● Aim of the task
Filter these records by the string "icon", copying each line that holds it.

● Material shown

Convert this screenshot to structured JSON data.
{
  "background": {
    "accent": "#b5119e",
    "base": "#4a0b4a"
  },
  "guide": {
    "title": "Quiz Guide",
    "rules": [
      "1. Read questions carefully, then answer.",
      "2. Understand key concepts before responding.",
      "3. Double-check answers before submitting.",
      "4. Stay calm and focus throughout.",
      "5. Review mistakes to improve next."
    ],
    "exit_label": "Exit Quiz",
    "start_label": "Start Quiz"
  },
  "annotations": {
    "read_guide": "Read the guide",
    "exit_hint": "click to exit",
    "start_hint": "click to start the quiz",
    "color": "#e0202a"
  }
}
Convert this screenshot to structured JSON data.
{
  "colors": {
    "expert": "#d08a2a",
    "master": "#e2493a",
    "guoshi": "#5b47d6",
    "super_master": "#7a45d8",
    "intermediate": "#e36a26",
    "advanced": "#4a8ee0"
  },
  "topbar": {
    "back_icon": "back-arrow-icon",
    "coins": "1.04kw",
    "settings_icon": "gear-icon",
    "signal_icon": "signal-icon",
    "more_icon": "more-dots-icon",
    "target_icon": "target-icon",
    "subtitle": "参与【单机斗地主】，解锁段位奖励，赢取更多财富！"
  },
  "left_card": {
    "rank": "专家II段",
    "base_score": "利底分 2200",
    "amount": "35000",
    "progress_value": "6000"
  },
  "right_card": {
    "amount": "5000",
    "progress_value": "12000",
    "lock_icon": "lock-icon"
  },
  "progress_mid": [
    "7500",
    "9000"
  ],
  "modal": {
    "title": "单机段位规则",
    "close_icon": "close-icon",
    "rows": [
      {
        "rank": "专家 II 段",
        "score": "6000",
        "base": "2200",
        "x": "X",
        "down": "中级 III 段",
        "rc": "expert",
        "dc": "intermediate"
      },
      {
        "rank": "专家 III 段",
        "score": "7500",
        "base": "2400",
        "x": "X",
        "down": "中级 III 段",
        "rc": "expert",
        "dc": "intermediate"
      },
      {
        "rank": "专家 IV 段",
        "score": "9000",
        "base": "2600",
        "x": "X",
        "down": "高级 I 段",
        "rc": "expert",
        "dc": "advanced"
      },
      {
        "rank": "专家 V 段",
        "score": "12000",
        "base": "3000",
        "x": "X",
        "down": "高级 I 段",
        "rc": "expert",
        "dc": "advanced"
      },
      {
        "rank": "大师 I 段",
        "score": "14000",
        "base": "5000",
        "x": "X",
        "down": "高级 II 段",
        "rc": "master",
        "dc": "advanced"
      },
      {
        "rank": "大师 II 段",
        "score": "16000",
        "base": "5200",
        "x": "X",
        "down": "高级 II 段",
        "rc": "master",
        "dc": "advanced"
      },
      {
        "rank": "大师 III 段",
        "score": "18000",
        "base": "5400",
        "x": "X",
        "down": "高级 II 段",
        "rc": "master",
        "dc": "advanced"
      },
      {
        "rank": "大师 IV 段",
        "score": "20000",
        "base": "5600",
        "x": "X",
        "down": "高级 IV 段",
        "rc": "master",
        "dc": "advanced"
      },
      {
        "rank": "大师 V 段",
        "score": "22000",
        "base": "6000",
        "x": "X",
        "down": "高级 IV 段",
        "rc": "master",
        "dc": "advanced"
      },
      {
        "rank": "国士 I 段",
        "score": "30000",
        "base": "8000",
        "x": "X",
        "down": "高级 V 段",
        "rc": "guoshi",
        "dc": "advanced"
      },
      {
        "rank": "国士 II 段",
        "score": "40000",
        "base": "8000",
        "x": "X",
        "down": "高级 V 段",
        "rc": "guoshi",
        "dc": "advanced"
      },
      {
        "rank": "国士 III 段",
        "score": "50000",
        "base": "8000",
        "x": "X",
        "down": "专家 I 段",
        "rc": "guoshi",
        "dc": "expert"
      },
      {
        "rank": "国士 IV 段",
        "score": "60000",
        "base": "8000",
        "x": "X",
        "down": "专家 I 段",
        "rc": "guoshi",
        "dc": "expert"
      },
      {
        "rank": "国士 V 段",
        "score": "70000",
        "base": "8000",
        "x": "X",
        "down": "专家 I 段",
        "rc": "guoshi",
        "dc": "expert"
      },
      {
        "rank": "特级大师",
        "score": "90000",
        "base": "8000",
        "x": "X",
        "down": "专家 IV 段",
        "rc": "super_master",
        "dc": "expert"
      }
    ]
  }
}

● Your solution
    "back_icon": "back-arrow-icon",
    "settings_icon": "gear-icon",
    "signal_icon": "signal-icon",
    "more_icon": "more-dots-icon",
    "target_icon": "target-icon",
    "lock_icon": "lock-icon"
    "close_icon": "close-icon",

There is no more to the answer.